The mutated dolls scattered around the Trafalgar Studio 2’s tiny stage – limbs in eyes, spiders adorning their heads like twisted eight-legged hats – suggest the man in the centre of the room is in a dark place.
But then, the pump-action shotgun pointed into his mouth is also a pretty fair indication.
This is how the audience meets Nirvana singer Kurt Cobain (Shaun Evans) in Roy Smiles’s imagined tale about the night the unhappy voice of a disenfranchised generation took his own life.
Alone in this claustrophobic room with only his metallic friend for company, he is joined by a companion resembling his own idol Sid Vicious (Danny Dyer). But Vicious, bassist of the Sex Pistols, died years ago of an overdose. So who is this pretender?
Smiles’s play explores just that, while also delving into the mind of a misunderstood musical genius on the brink of death, trying to understand what drove him to such drastic measures; the pressure, the press intrusion, the misunderstanding of his music, becoming a poster boy for the very people he was trying to rebel against. Vicious is one of the few people who could empathise with Cobain’s plight, but he is not shy of putting him firmly and hilariously in his place.

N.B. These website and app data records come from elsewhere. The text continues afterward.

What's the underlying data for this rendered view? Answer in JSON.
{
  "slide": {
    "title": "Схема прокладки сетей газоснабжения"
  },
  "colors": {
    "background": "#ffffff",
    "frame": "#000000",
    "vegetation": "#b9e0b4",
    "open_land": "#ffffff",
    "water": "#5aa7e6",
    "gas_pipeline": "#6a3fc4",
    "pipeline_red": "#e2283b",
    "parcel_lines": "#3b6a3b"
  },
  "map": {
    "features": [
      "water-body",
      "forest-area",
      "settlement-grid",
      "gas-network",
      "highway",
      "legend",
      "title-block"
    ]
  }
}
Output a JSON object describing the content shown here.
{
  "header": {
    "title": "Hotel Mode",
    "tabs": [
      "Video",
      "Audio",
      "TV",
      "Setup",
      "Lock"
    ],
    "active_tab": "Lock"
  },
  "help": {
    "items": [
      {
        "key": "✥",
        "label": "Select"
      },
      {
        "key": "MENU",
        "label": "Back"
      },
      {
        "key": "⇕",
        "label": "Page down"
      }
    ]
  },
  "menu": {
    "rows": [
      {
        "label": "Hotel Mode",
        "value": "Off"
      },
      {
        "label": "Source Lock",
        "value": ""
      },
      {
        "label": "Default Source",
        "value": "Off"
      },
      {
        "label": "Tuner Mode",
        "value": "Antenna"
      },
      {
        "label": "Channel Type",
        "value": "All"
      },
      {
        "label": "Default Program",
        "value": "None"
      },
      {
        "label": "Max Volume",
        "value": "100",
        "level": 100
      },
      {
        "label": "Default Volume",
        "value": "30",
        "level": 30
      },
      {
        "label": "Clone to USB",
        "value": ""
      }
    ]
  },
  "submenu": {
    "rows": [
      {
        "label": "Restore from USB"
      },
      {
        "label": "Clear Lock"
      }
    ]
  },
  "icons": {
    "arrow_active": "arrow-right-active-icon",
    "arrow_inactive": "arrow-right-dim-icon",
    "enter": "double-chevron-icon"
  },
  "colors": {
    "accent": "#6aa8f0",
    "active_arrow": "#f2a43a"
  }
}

Cobain’s depression is clear from Evans’s shuffling performance, his quiet introversion balanced by the confident, brash, skulking, magnetic Vicious delivered by Dyer. Yet amid the depression and the anger flowing on stage sits a script packed with witty banter and quick sarcasm, from both characters. Asked for the central message of the grunge culture which grew up around Cobain, the doomed musician answers: “Leave me alone, I’m tired”.
Ultimately, of course, audience members with a rough grasp of recent music history know that Kurt And Sid’s ending is not going to be a happy one, leaving the show feeling a little like a version of A Christmas Carol where the visits of the spirits, though illuminating and intriguing, make absolutely no difference to a deeply bitter Scrooge.